(Stored data entries)
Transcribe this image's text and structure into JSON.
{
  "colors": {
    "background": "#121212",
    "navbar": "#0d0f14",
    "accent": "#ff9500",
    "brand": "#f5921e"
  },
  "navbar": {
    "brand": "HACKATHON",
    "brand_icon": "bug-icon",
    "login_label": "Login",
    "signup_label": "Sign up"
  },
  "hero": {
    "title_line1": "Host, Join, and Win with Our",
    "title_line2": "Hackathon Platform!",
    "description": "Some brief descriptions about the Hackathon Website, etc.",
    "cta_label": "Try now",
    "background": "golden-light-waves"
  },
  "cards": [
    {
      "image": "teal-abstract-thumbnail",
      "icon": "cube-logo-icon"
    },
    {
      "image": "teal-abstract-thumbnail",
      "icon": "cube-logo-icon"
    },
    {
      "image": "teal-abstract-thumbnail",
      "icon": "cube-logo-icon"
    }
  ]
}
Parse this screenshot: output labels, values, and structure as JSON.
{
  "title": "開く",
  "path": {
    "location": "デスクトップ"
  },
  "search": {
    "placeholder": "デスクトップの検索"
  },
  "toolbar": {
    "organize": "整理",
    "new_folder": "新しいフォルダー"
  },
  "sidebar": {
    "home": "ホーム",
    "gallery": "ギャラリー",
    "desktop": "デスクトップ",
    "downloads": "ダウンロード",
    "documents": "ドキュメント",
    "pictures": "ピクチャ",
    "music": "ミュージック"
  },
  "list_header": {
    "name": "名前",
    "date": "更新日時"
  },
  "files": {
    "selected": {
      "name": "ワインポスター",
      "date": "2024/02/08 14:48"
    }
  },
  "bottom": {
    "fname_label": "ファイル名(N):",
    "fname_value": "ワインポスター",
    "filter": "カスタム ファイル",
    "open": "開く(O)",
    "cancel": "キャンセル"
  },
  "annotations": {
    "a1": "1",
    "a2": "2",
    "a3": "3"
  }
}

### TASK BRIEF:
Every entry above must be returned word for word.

### RESPONSE AREA:
Transcribe this image's text and structure into JSON.
{
  "colors": {
    "background": "#121212",
    "navbar": "#0d0f14",
    "accent": "#ff9500",
    "brand": "#f5921e"
  },
  "navbar": {
    "brand": "HACKATHON",
    "brand_icon": "bug-icon",
    "login_label": "Login",
    "signup_label": "Sign up"
  },
  "hero": {
    "title_line1": "Host, Join, and Win with Our",
    "title_line2": "Hackathon Platform!",
    "description": "Some brief descriptions about the Hackathon Website, etc.",
    "cta_label": "Try now",
    "background": "golden-light-waves"
  },
  "cards": [
    {
      "image": "teal-abstract-thumbnail",
      "icon": "cube-logo-icon"
    },
    {
      "image": "teal-abstract-thumbnail",
      "icon": "cube-logo-icon"
    },
    {
      "image": "teal-abstract-thumbnail",
      "icon": "cube-logo-icon"
    }
  ]
}
Parse this screenshot: output labels, values, and structure as JSON.
{
  "title": "開く",
  "path": {
    "location": "デスクトップ"
  },
  "search": {
    "placeholder": "デスクトップの検索"
  },
  "toolbar": {
    "organize": "整理",
    "new_folder": "新しいフォルダー"
  },
  "sidebar": {
    "home": "ホーム",
    "gallery": "ギャラリー",
    "desktop": "デスクトップ",
    "downloads": "ダウンロード",
    "documents": "ドキュメント",
    "pictures": "ピクチャ",
    "music": "ミュージック"
  },
  "list_header": {
    "name": "名前",
    "date": "更新日時"
  },
  "files": {
    "selected": {
      "name": "ワインポスター",
      "date": "2024/02/08 14:48"
    }
  },
  "bottom": {
    "fname_label": "ファイル名(N):",
    "fname_value": "ワインポスター",
    "filter": "カスタム ファイル",
    "open": "開く(O)",
    "cancel": "キャンセル"
  },
  "annotations": {
    "a1": "1",
    "a2": "2",
    "a3": "3"
  }
}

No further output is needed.